Suppose the price of commodity 1 rises. Q: What is the smallest amount of additional income which, at the original prices, would just restore the consumer’s original utility level? A: The Equivalent Variation. Equivalent Variation

35
x2x2 x1x1 u1u1 p1=p1’p1=p1’p 2 is fixed.

36
Equivalent Variation x2x2 x1x1 u1u1 u2u2 p1=p1’p1=p1”p1=p1’p1=p1” p 2 is fixed.

37
Equivalent Variation x2x2 x1x1 u1u1 u2u2 p1=p1’p1=p1”p1=p1’p1=p1” p 2 is fixed.

38
Equivalent Variation x2x2 x1x1 u1u1 u2u2 p1=p1’p1=p1”p1=p1’p1=p1” p 2 is fixed. EV = m 1 - m 2.

39
What relationships exist between the three monetary measures of utility changes due to price changes? Relationship 1: When the consumer’s preferences are quasilinear, all three measures are the same. Consumer’s Surplus, Compensating Variation and Equivalent Variation

40
Changes in the welfare of a firm can be measured in monetary units in much the same way as for a consumer. Producer’s Surplus

41
y (output units) Output price (p) Marginal Cost

42
Producer’s Surplus y (output units) Output price (p) Marginal Cost Revenue =

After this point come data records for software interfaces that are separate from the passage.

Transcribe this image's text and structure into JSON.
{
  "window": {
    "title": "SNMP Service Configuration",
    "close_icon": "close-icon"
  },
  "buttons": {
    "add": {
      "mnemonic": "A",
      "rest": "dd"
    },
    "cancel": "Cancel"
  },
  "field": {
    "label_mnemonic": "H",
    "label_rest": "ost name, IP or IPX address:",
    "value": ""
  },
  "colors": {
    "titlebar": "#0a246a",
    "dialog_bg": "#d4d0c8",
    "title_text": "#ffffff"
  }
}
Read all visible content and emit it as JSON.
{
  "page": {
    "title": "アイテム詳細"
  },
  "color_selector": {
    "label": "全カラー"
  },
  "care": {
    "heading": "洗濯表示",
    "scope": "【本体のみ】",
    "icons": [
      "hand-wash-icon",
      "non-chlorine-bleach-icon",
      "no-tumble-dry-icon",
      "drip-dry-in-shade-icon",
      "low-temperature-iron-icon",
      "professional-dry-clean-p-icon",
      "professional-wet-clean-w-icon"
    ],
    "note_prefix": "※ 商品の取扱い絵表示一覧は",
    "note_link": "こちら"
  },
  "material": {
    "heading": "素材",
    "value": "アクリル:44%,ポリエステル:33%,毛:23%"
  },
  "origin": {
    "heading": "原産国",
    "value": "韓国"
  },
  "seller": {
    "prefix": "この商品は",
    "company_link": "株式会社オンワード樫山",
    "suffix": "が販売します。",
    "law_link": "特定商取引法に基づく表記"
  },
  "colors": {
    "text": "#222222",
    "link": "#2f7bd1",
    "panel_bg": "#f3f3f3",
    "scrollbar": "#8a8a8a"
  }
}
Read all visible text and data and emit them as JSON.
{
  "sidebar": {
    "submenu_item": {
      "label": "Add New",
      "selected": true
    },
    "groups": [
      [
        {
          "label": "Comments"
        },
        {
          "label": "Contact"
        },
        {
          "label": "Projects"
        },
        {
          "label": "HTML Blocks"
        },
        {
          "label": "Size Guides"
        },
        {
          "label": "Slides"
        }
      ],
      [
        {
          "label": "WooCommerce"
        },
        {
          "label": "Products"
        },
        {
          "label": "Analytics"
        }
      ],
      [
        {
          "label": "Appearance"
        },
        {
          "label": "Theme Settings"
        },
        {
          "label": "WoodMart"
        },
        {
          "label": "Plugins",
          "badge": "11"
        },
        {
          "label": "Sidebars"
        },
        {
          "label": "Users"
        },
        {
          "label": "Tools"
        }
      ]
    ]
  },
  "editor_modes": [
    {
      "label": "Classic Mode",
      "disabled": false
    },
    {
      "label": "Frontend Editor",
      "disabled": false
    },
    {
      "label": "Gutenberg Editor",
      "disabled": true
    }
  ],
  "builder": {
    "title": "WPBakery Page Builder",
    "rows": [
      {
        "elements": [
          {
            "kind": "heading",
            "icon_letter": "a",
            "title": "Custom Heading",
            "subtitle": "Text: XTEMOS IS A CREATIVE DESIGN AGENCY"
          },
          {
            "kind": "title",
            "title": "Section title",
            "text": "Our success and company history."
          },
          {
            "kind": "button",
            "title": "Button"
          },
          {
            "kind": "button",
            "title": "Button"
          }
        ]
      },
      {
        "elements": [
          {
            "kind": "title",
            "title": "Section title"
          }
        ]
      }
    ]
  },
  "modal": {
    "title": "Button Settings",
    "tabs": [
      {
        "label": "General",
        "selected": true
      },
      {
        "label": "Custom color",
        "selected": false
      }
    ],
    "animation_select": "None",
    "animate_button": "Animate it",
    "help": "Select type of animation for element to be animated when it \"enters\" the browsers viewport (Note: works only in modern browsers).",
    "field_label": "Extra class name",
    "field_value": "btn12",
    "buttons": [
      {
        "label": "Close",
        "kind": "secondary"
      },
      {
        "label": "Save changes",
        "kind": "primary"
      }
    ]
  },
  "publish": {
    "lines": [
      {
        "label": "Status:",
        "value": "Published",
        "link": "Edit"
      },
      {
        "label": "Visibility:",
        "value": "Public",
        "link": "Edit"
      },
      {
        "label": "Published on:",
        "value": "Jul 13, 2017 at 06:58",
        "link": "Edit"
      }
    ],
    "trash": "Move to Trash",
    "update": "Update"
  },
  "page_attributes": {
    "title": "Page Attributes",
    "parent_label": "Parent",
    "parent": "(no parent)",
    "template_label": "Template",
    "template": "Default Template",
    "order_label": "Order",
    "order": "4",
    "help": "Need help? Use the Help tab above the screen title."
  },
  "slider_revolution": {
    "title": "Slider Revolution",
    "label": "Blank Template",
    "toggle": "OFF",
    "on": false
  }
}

43
Producer’s Surplus y (output units) Output price (p) Marginal Cost Variable Cost of producing y’ units is the sum of the marginal costs

44
Producer’s Surplus y (output units) Output price (p) Marginal Cost Variable Cost of producing y’ units is the sum of the marginal costs Revenue less VC is the Producer’s Surplus.

Similar presentations

OK

Chapter Fourteen Consumer’s Surplus. Monetary Measures of Gains-to- Trade You can buy as much gasoline as you wish at $1 per litre once you enter the.

Chapter Fourteen Consumer’s Surplus. Monetary Measures of Gains-to- Trade You can buy as much gasoline as you wish at $1 per litre once you enter the.

© 2017 SlidePlayer.com Inc.

All rights reserved.

Ads by Google

Ppt on search engine optimization Ppt on eye of tiger Ppt on types of business communication Ppt on self development Ppt on statistics for class 11 maths Ppt on social networking and youth Ppt on critical care nursing Ppt on recycling of waste fabric Ppt on bill of exchange for class 11 Ppt on plane table survey